Grandparents, why not start by creating a special place in the garden for your grandchildren to start exploring? A new nature nook could be anything from a small garden to some new bird feeders in the backyard that will invite some feathered creatures in for bird watching opportunities. Planting a garden or digging a hole for a new tree in the yard provides a chance for kids to become active and immersed in a project that is natural and in a familiar place.
Taking the grandkids to a local park or the beach for exploration and play is always fun and exciting. If you are looking for an organized event, I recommend attending a CRD Regional Parks event for an educational guided outing. Taking your grandkids outside might just be the key to unlocking a new passion.
Growing up, I had a wonderful opportunity to connect to a special nature spot with my Nana. I don’t think she ever considered herself be much of a nature person, but she undoubtedly was. Although my Nana was not by any means a seasoned camper, she loved going for walks along the river where she lived. I always loved going for walks and swimming in wild places, and so did my dog. Our deep nature connection grew in that place we shared along the banks of the Credit River in Glen Williams, Ontario. Many hot summer days were spent splashing around in the river and climbing over rocks.
A few years ago when I returned home after a long journey away, we went to our nature spot along the river together one more time. My Nana sat on a bench by the bank and watched as my golden retriever and I ran into the cold rushing water. I always loved sitting on the rocks in the middle of the river and letting the rapids come up and swirl all around me, imagining they might just carry me away.
The role of elders in a community is to take on the role of storyteller and guide for the younger generation. Nature often sparks stories of our own time spent out in the wild that can be shared with the younger generation.
One of the best places to share your own nature stories is when you are out together embracing and creating a new nature adventure story. I encourage you to share with your children and grandchildren your own stories about spending time in nature when you were younger. This is a wonderful way to bond and develop a common interest while inspiring kids to create their own adventures.
It doesn’t have to be complicated or take place far away.

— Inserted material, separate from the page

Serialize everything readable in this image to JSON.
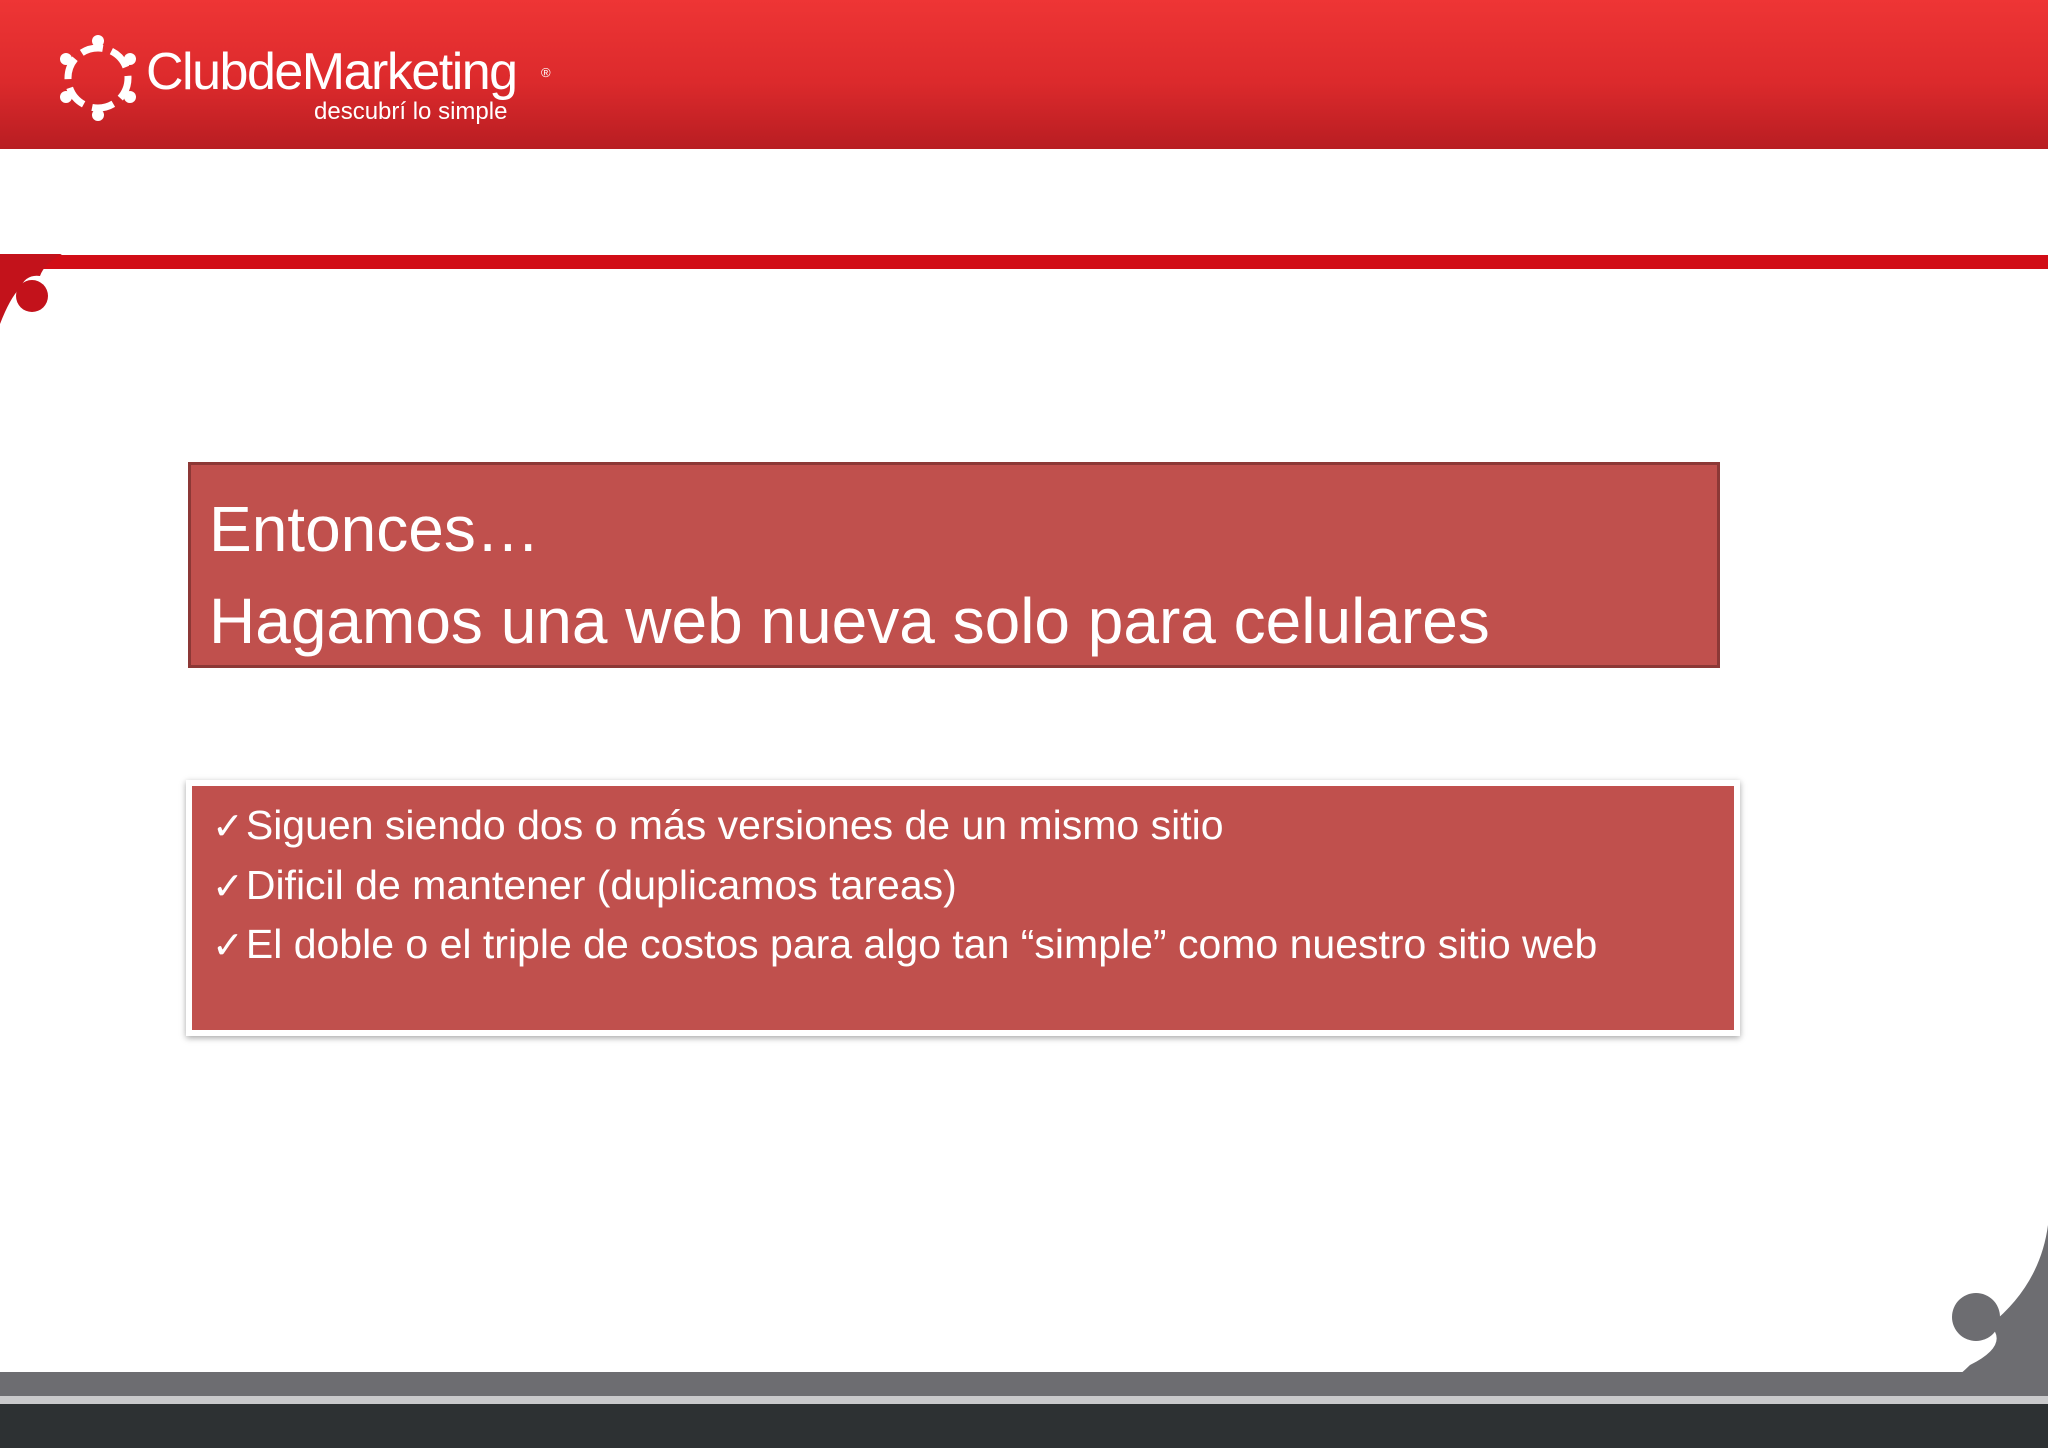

Just be ready to go out and discover something new and exciting together with your grandkids.
So, what are you waiting for? This spring could be the perfect time for grandparents to invite their grandchildren out for an adventure into the wild.